New data released today from headspace National Youth Mental Health Foundation reveals that nearly two thirds of young Australians say that the mental health of young people is getting worse.
Up to 37 per cent of respondents stated social media is one of the leading contributors.
Expectations from school, family or community (18%) and work or study pressures (16%) were also called out.
The research was announced to coincide with headspace Day – a national event run by the foundation during National Mental Health Week that aims to support the mental health and well-being of all young Australians.
headspace CEO Jason Trethowan said there are many factors that contribute to the state of a young person’s mental health, but as things evolve, headspace needed to ensure young people were armed with knowledge and resources to build resilience to support their own well-being.
“We know mental health is complex and there are many factors that contribute to a young person’s wellbeing, but it’s clear from the research that social media is something young people have strong opinions about and it’s something that appears to be creating more pressure day to day,” he said.
“We need to raise awareness about the impacts of social media overuse, and support young people to develop the skills they need to handle these new and evolving challenges.”
Mr Trethowan said there were only so many hours in the day and if time spent online was taking away from things that offer balance and a healthy mind frame, that’s where problems could start.
“The seven tips for a healthy headspace offer practical ways to support well-being and provide young people opportunities to support themselves through challenging times,” he said.
“The tips include different ways to get into life and do the things you love, how we can eat well, get enough sleep, stay active and spend time with family, friends and people in the community.”
Social media usage – take some time out
headspace Bundaberg Centre Manager Dean Hyland said online could be a great place for social connection and was really important, particularly for young people.
“However, the more we are online, the less we are making genuine connections. We definitely need to get offline, pick up a book, get outside more. Disconnection really is the best way to reconnect,” he said.
headspace Bundaberg’s Youth Engagement Committee Chair Lauren Cuthbert agreed and said it wasimportant to build a community of support outside of social media.
“When I’m feeling down it really helps me to remove myself from online environments and practice self-care, which can be really simple, but definitely intentional,” the 19 year old said.
headspace Bundaberg encourages young people aged 12 to 25 years to get in touch if they want some support with getting through some tough times.

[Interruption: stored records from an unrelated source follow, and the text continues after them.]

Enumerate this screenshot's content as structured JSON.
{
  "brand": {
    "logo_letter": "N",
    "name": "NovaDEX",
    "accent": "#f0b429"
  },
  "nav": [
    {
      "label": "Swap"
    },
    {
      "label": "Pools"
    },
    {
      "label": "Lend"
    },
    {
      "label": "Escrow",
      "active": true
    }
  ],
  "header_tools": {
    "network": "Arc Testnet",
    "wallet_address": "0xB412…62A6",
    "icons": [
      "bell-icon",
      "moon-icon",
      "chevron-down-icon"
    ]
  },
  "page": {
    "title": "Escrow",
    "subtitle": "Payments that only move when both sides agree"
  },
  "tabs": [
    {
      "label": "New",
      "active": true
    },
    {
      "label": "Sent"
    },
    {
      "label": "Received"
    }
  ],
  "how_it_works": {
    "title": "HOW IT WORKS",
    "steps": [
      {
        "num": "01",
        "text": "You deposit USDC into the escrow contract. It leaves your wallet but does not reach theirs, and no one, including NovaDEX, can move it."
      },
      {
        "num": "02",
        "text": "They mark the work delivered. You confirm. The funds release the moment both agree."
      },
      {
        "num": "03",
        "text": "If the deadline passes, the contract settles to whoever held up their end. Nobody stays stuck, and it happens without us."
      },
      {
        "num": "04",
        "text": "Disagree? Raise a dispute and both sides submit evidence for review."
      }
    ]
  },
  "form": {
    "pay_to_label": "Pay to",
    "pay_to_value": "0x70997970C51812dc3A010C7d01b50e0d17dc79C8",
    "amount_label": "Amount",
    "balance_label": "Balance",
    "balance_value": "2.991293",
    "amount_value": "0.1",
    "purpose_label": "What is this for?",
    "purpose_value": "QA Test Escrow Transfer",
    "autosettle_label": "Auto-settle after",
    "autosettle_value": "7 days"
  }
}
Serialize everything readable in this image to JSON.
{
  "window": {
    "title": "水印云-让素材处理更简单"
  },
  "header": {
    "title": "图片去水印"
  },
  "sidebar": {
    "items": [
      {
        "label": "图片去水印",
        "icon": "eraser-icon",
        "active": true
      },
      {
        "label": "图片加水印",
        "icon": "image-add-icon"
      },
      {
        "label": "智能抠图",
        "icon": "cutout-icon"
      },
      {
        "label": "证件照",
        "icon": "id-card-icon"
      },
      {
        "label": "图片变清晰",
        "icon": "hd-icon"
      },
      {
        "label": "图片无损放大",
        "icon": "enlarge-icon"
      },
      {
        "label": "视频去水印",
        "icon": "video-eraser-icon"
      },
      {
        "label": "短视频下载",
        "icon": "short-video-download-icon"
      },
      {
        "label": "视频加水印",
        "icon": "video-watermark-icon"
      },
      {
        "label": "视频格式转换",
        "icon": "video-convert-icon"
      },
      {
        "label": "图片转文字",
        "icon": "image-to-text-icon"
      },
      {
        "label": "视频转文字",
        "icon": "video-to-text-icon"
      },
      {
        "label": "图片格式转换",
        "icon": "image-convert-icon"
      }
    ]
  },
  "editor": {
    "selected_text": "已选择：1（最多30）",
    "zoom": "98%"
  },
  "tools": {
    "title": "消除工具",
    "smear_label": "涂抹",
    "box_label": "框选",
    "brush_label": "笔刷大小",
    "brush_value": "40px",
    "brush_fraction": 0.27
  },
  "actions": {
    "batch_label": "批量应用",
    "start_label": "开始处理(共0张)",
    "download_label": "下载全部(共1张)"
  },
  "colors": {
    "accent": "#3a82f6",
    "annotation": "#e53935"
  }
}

It is free to attend and there is no need for a doctor’s referral, you can call, email or drop into the centre to make an appointment.
For more information on ways to maintain a healthy headspace visit: https://headspace.org.au/tips